Flashback to June 2008 (only three short years ago):
Headline CPI was running very close to 5.0 percent. The Fed funds rate was at 2.0 percent. Brent crude was $132/barrel. The Fed’s June 2008 minutes mentioned the word “inflation” 110 times (“deflation” and “disinflation” combined: zero), and also contained this caveat (emphasis mine):
With increased upside risks to inflation and inflation expectations, members believed that the next change in the stance of policy could well be an increase in the funds rate; indeed, one member thought that policy should be firmed at this meeting.
And CNBC reported (in May) that: “One-year inflation expectations surged to 5.2 percent — their highest since February 1982 — from 4.8 percent in April.”
Fast forward one year:
Headline CPI was -1.2 percent (so much for the public’s ability to foretell inflation trends, but who didn’t know that?). The Fed funds rate had been lowered to its current range of 0.00 – 0.25 percent. Brent crude was $69/barrel. The Fed minutes were, amazingly, discussing “reduced concerns about deflation.”

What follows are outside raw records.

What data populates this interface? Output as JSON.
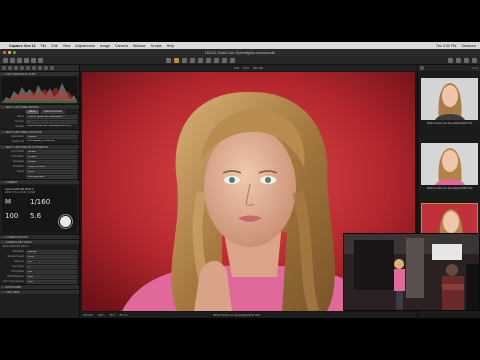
{
  "menubar": {
    "app": "Capture One 12",
    "items": [
      "File",
      "Edit",
      "View",
      "Adjustments",
      "Image",
      "Camera",
      "Window",
      "Scripts",
      "Help"
    ],
    "clock": "Thu 3:30 PM",
    "user": "Sessions"
  },
  "window": {
    "title": "180211 Dofek Live Speedlights.cosessiondb"
  },
  "left_panel": {
    "histogram_title": "CAPTURE/DSLR 12 BIT",
    "next_capture_naming": {
      "title": "NEXT CAPTURE NAMING",
      "format_label": "Format",
      "format_options": [
        "Name",
        "Camera Counter"
      ],
      "name_label": "Name",
      "name_value": "180211 Dofek Live Speedlights",
      "counter_label": "Counter",
      "counter_value": "1",
      "sample_label": "Sample",
      "sample_value": "180211 Dofek Live Speedlights0001.IIQ"
    },
    "next_capture_location": {
      "title": "NEXT CAPTURE LOCATION",
      "destination_label": "Destination",
      "destination_value": "Capture",
      "space_label": "Space left",
      "space_value": "4TB capacity (TB/DLRS)"
    },
    "next_capture_adjustments": {
      "title": "NEXT CAPTURE ADJUSTMENTS",
      "rows": [
        {
          "label": "ICC Profile",
          "value": "Default"
        },
        {
          "label": "Orientation",
          "value": "Default"
        },
        {
          "label": "Metadata",
          "value": "Default"
        },
        {
          "label": "All Others",
          "value": "Copy from Last"
        },
        {
          "label": "Styles",
          "value": "None"
        },
        {
          "label": "",
          "value": "Auto alignment"
        }
      ]
    },
    "camera": {
      "title": "CAMERA",
      "model": "Canon EOS 5D Mark II",
      "lens": "EF24-70mm f/2.8L II USM",
      "mode": "M",
      "shutter": "1/160",
      "iso": "100",
      "aperture": "5.6"
    },
    "camera_focus": {
      "title": "CAMERA FOCUS"
    },
    "camera_settings": {
      "title": "CAMERA SETTINGS"
    },
    "settings_rows": [
      {
        "label": "Canon EOS 5D Mark II",
        "value": ""
      },
      {
        "label": "ISO Mode",
        "value": "Manual"
      },
      {
        "label": "Shutter Speed",
        "value": "1/160"
      },
      {
        "label": "Aperture",
        "value": "5.6"
      },
      {
        "label": "Exp comp",
        "value": "0"
      },
      {
        "label": "ISO Speed",
        "value": "100"
      },
      {
        "label": "White Balance",
        "value": "Auto"
      },
      {
        "label": "Color Temperature",
        "value": "5200"
      }
    ],
    "exposure_title": "EXPOSURE",
    "live_view_title": "LIVE VIEW"
  },
  "viewer": {
    "top_info": [
      "1/60",
      "f/5.6",
      "ISO 100"
    ],
    "bottom_info": [
      "ISO 100",
      "1/60 s",
      "f/5.6",
      "85 mm"
    ],
    "filename": "180211 Dofek Live Speedlights0009.CR2"
  },
  "browser": {
    "header": "1 of 9",
    "thumbs": [
      {
        "label": "180211 Dofek Live Speedlights0009.CR2"
      },
      {
        "label": "180211 Dofek Live Speedlights0008.CR2"
      },
      {
        "label": "180211 Dofek Live Speedlights0007.CR2"
      }
    ]
  },
  "colors": {
    "accent": "#c98a2b",
    "backdrop_red": "#b3262d",
    "panel_bg": "#1e1e1e"
  }
}
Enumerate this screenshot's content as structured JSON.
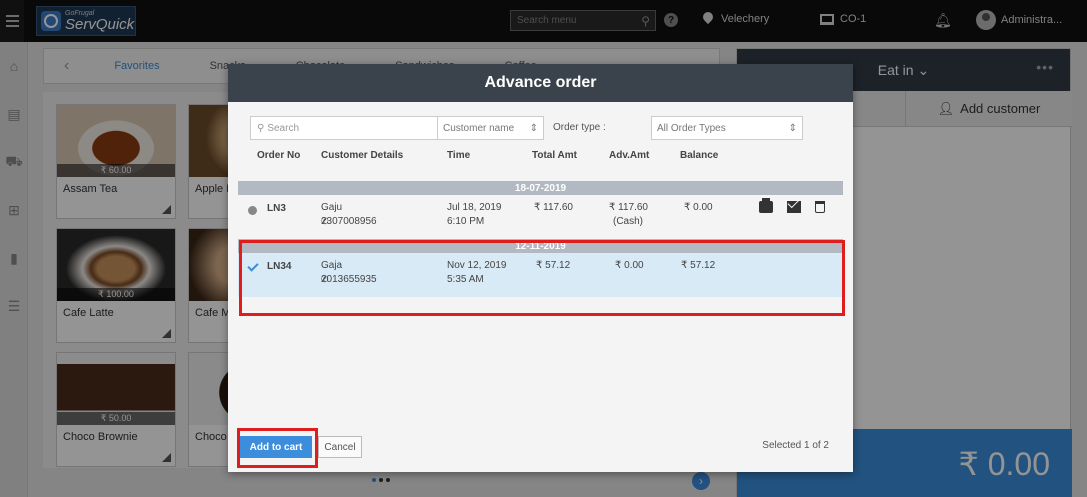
{
  "app": {
    "logo_small": "GoFrugal",
    "logo_main": "ServQuick",
    "search_placeholder": "Search menu",
    "location": "Velechery",
    "terminal": "CO-1",
    "user": "Administra..."
  },
  "categories": {
    "favorites": "Favorites",
    "items": [
      "Snacks",
      "Chocolate",
      "Sandwiches",
      "Coffee"
    ]
  },
  "products": [
    {
      "name": "Assam Tea",
      "price": "₹ 60.00"
    },
    {
      "name": "Apple M",
      "price": ""
    },
    {
      "name": "Cafe Latte",
      "price": "₹ 100.00"
    },
    {
      "name": "Cafe M",
      "price": ""
    },
    {
      "name": "Choco Brownie",
      "price": "₹ 50.00"
    },
    {
      "name": "Choco",
      "price": ""
    }
  ],
  "right_panel": {
    "mode": "Eat in",
    "add_customer": "Add customer",
    "total": "₹ 0.00"
  },
  "modal": {
    "title": "Advance order",
    "search_placeholder": "Search",
    "customer_filter": "Customer name",
    "order_type_label": "Order type :",
    "order_type_value": "All Order Types",
    "columns": {
      "order_no": "Order No",
      "customer": "Customer Details",
      "time": "Time",
      "total": "Total Amt",
      "adv": "Adv.Amt",
      "balance": "Balance"
    },
    "groups": [
      {
        "date": "18-07-2019",
        "order": {
          "order_no": "LN3",
          "customer_name": "Gaju",
          "phone": "2307008956",
          "date": "Jul 18, 2019",
          "time": "6:10 PM",
          "total": "₹ 117.60",
          "adv": "₹ 117.60",
          "adv_mode": "(Cash)",
          "balance": "₹ 0.00",
          "selected": false
        }
      },
      {
        "date": "12-11-2019",
        "order": {
          "order_no": "LN34",
          "customer_name": "Gaja",
          "phone": "2013655935",
          "date": "Nov 12, 2019",
          "time": "5:35 AM",
          "total": "₹ 57.12",
          "adv": "₹ 0.00",
          "adv_mode": "",
          "balance": "₹ 57.12",
          "selected": true
        }
      }
    ],
    "add_to_cart": "Add to cart",
    "cancel": "Cancel",
    "selected_count": "Selected 1 of 2"
  },
  "colors": {
    "accent": "#3c8ddb",
    "highlight": "#e01d1d",
    "modal_header": "#3a434c"
  }
}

Bernanke’s prepared remarks and Q&A on Wednesday mentioned the word “inflation” 82 times. (The word “deflation”: twice.) It is unfortunate that “inflation” was far and away the dominant theme on Wednesday, swamping “jobs,” “employment,” and “unemployment” which, in my opinion, should have been the focus.
Of course, no two business cycles or economic environments are exactly the same, but as I pointed out recently here, it is unlikely that we will enter a period of sustained high inflation absent a more taut labor market, and that, unfortunately, still seems a ways off.